Accounting News Roundup: A Rare Breed: Audit Committee Member That Blows the Whistle; GOP Leader Tempers Tax Reform Talk; EY Caught Between Rich Client and IRS | 02.26.14

A China Fraud Dissected: Part 1 Milton Webster, AgFeed Audit Committee Member and Whistleblower [Re:The Auditors]
An Audit Committee member blowing the whistle? That's a rare bird. Francine McKenna spots one: "Milton Webster, an AgFeed whistleblower, was a member of the company’s board of directors, an Audit Committee member, who says he saw problems with the company’s accounting almost immediately after joining the board on February 24, 2011. He subsequently resigned on February 14, 2012.  It is highly unusual for a board member, especially an Audit Committee member, to be a fraud whistleblower in a public company."

Many big U.S. corporations pay very little in taxes: study [Reuters]
The Citizens for Tax Justice report claims that 26 out of the 288 companies studied "paid no federal income tax in the five-year period." One of these companies, General Electric, isn't impressed. Here's their spokesman Seth Martin: ""For each year cited by Citizens for Tax Justice, GE paid income taxes in the U.S., as well as billions in other state, local and federal taxes in the U.S. CTJ inaccurately uses the current tax provision – a book accounting number – to make definitive statements about our U.S. income taxes. This is not the same as the cash income tax that we pay for a given year." 

Zynga wins dismissal of fraud lawsuit linked to IPO [Reuters]
Movin' on up in Lawsuitville! " Zynga Inc has won the dismissal of a lawsuit in which shareholders accused the online gaming company of fraudulently misleading them about its financial and business prospects before and after its December 2011 initial public offering. U.S. District Judge Jeffrey White in San Francisco said that despite their 'excessively long and prolix' 110-page complaint, the shareholders failed to include "relevant, basic factual details" to support their claims against Zynga, company officials including founder Mark Pincus, and underwriters led by Morgan Stanley and Goldman Sachs & Co."

Someone's getting excited:

McConnell douses tax reform talk [The Hill]
Although it seems Grover's excitement is all for nothing: "The House’s top tax writer on Tuesday ran into roadblocks from his own party the day before the release of a long-awaited reform plan. Senate GOP Leader Mitch McConnell (Ky.) poured cold water on tax reform’s prospects, insisting that the differences between Democrats and Republicans were too great to overcome. He suggested the GOP would be better served waiting until after the midterm elections, when his party might have majorities in both chambers of Congress."

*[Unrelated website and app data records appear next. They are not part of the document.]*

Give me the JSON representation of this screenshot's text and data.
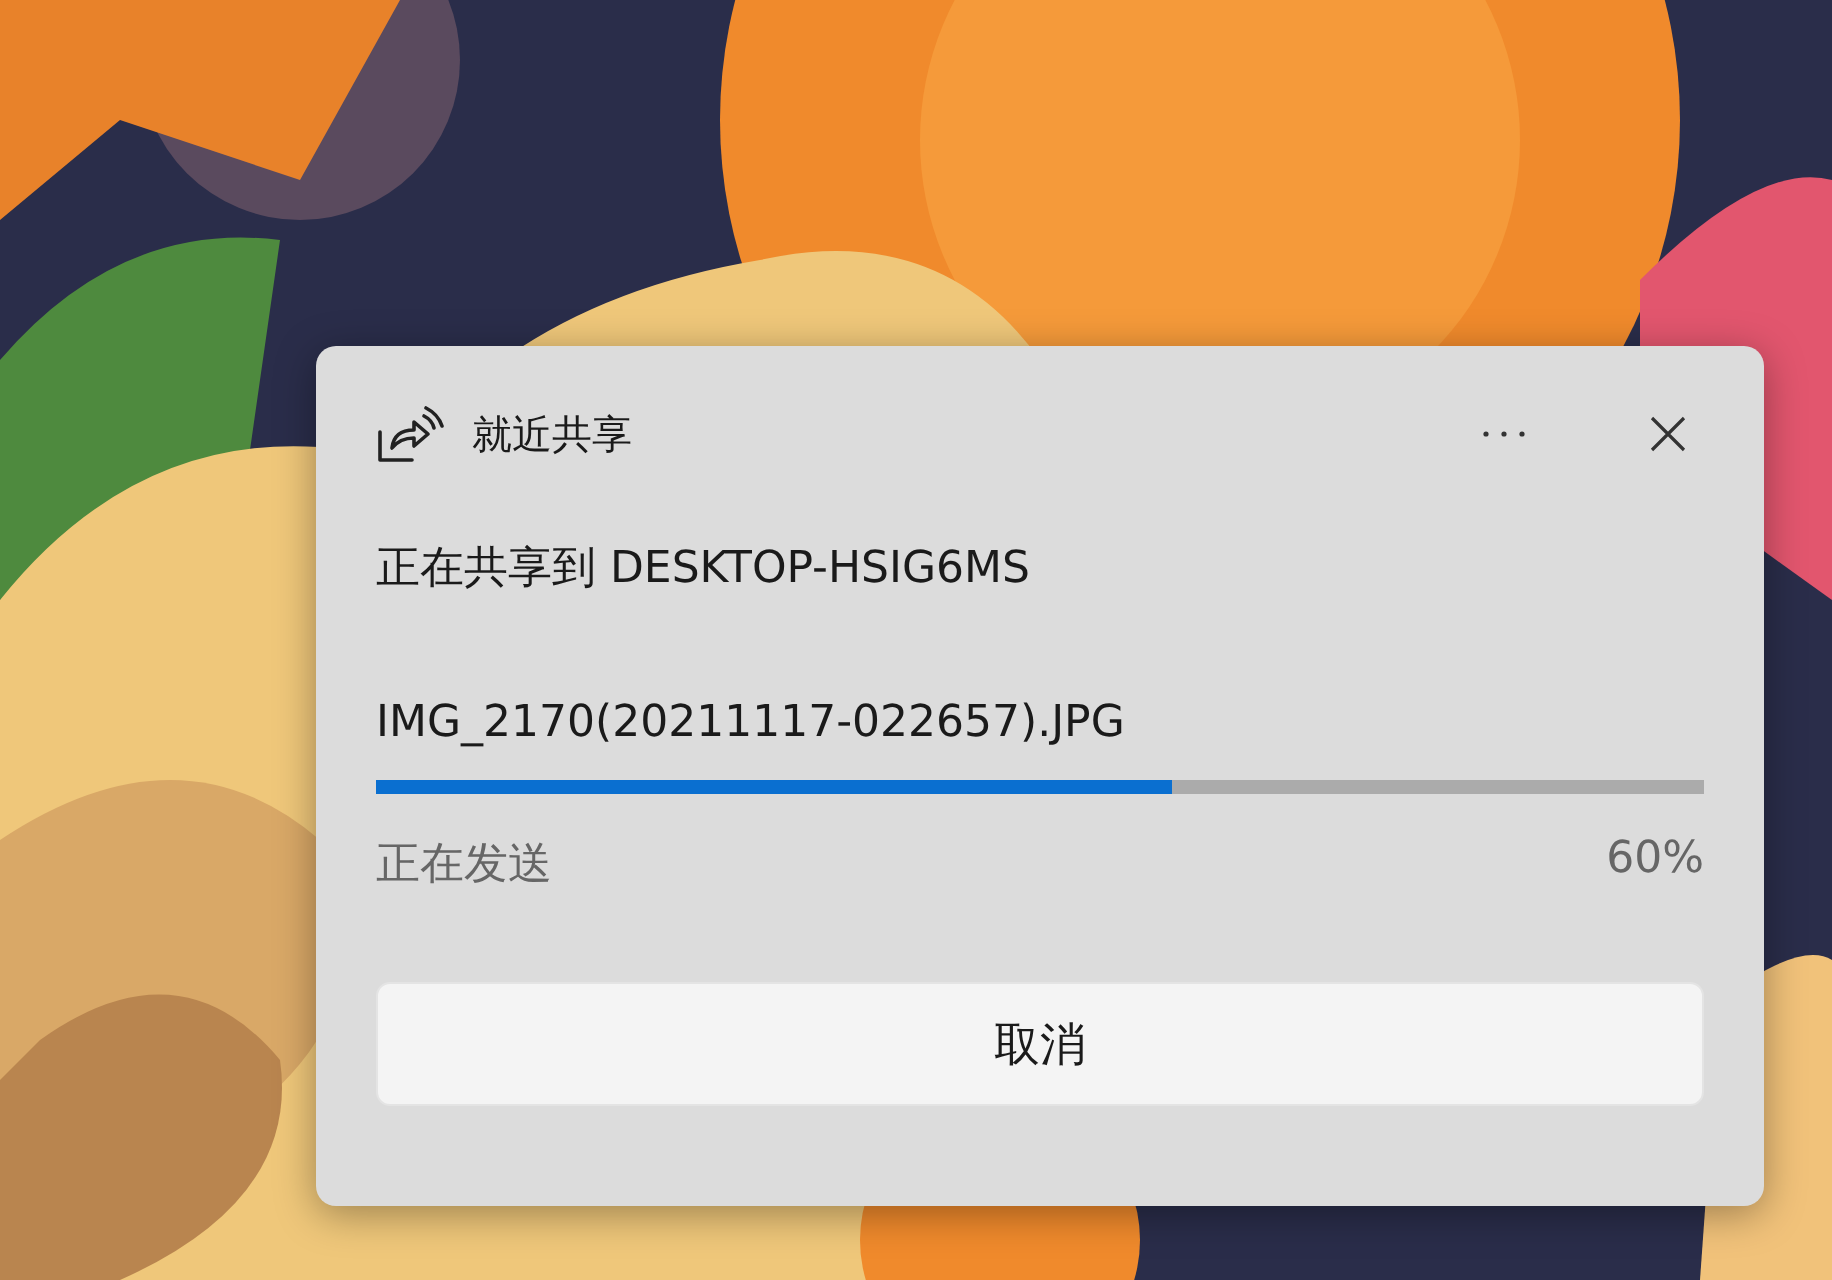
{
  "dialog": {
    "title": "就近共享",
    "message": "正在共享到 DESKTOP-HSIG6MS",
    "file_name": "IMG_2170(20211117-022657).JPG",
    "progress": {
      "level": 0.6,
      "status": "正在发送",
      "percent": "60%"
    },
    "buttons": [
      {
        "label": "取消"
      }
    ]
  }
}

Ernst & Young Sued Over Georg Schaeffler Tax Probe [Bloomberg]
Getting caught between a rich client and the IRS is part of the cost of doing business: "Ernst & Young LLP was accused by the U.S. of failing to comply with an Internal Revenue Service request for documents in an investigation of the tax liability of the billionaire chairman of industrial-bearing maker Schaeffler AG. The agency had asked for testimony and 'books, records and other data' tied to a probe of Georg F. W. Schaeffler, the office of Manhattan U.S. Attorney Preet Bharara said in a lawsuit filed yesterday."

KPMG getting new Columbus market chief in Matt Kramer [CBF]
He's taking over for Philip Smith "who's being promoted."

Biden: ‘I may be a white boy, but I can jump’ [WaPo]
Best. Veep. Ever.

Latest Accounting Jobs--Apply Now:

Have something to add to this story? Give us a shout by email, Twitter, or text/call the tipline at 202-505-8885. As always, all tips are anonymous.

Comments are closed.

Related articles